Membership drives all of the activities that could potentially generate funds. First, members pay dues, and dues are a primary, early and ongoing source of funds. Further, members provide the “customer” base for merchandising, the “volunteer” base for organizing fundraising activities, and the “promotional” base to raise the profile of the Association in the community where funds will be generated.
There are a number of specific activities and programs that should be built into the overall fundraising plan:
> Instruction/Tournaments – When we hold instructional seminars for any skill level, we should view this as an opportunity to combine learning with generating some funds for the Association. Members would pay less than non-members, but all would pay something. We can hold tournaments that are very simple and basic “fun” events that would raise funds while promoting camaraderie. Larger tournaments could be viewed as an opportunity to showcase the Association and to raise funds. (By the way, the Bend, OR club advertised that their tournament entry fees were tax deductible!)
> Merchandise – We can sell T-shirts, koozies, water bottles, paddle covers etc. Preliminary investigation is that T-shirts with a basic Association logo can be bought for about $6 – $8 (depending on quantity and quality) and can be sold for about $15. Base quantity for this would be about 5 dozen. Members would be the primary target market. Tournaments offer an opportunity to sell additional merchandise.
> Sponsorship – We can approach local merchants and seek sponsorship in the form of cash or merchandise. Items donated could support some of the ideas outlined below in “Special Events”. We may be able to attract sponsors who would exchange merchandise or gift certificates for having their name on our nets where it now says “Pickleball Central”. In any case, sponsors are much more likely to get on board if they can see that we have a sizable membership than if we are unable to answer their questions about the size of our organization.
> Special Events – These could include garage sales, raffles, 50/50 draws, silent auctions, dinners, etc. Prizes for tournaments and items for raffle or silent auction could come from sponsor donations. For example, if we could find 7 restaurants willing to donate a “dinner for two” coupon, we could raffle off “a week of dining” to members and others.

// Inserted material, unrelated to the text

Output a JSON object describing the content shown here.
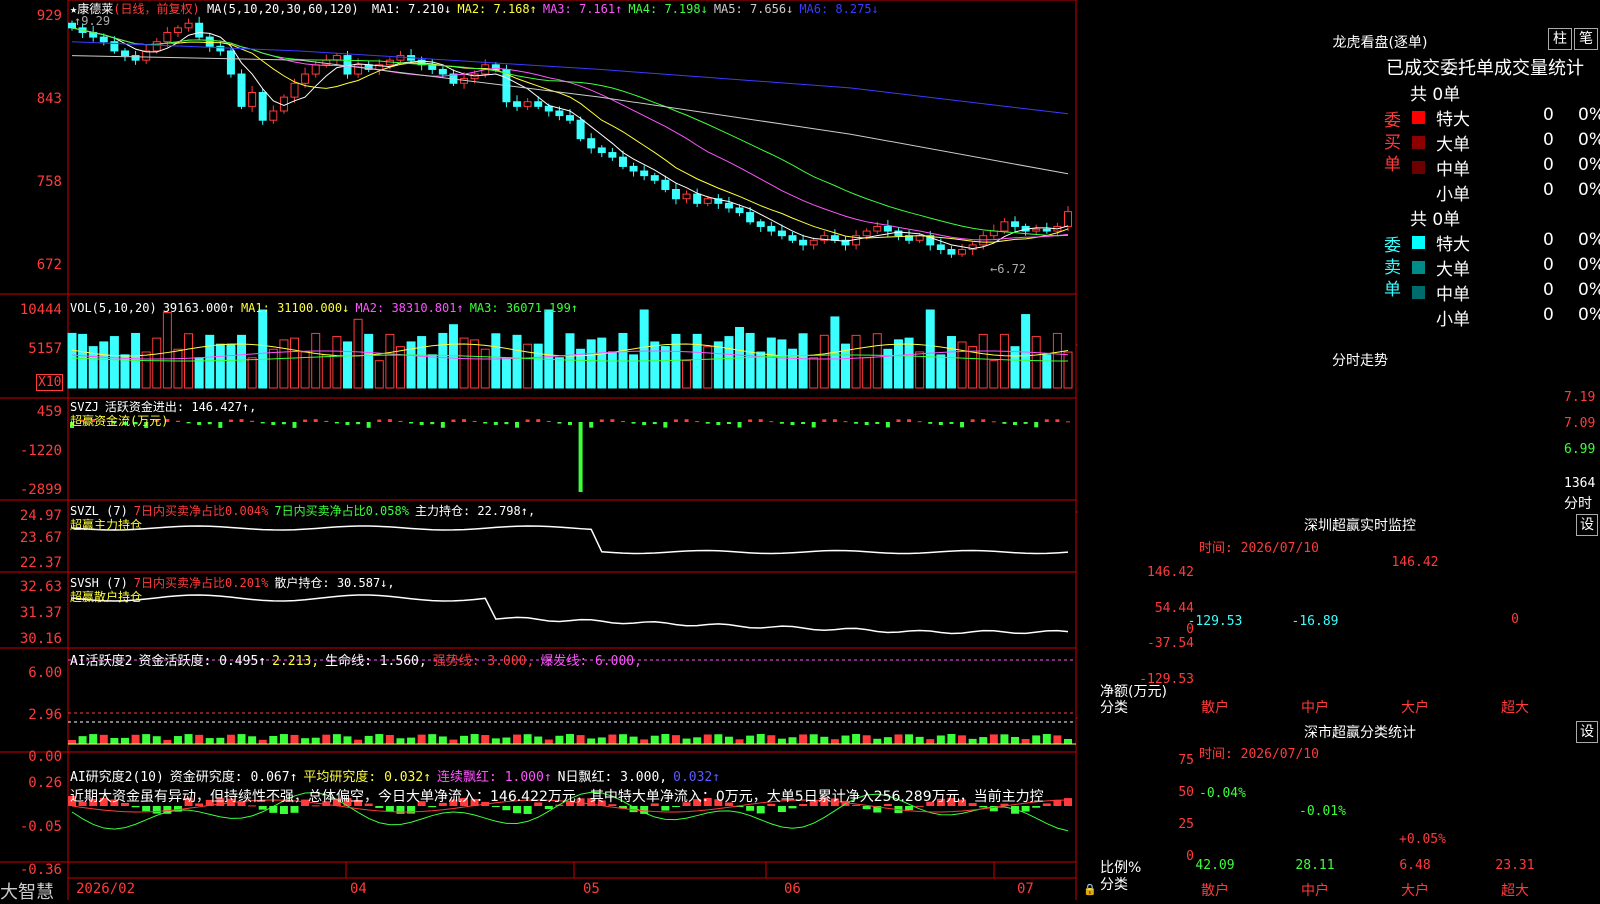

> Donations – If we can structure a means of ensuring that donations are tax deductible, as it appears some similar associations have done, we can solicit donations from members and from potential sponsors or partners such as local service clubs. We may be able to leverage these if we can find a way to generate interest in a “matching” sponsor who would match other donations up to some maximum.
> Grants – Some other associations have been successful in applying for and receiving grants in support of capital projects. The “Stormy Wade Tennis Courts” at the high school were funded, in part, by a grant from the National State Park Heritage Fund. So far, we have not found a suitable grant opportunity, but we are continuing our search. Most grant programs require some fund matching by the organization seeking the grant, usually between 25% and 50%.
Dennis Day 4/10/16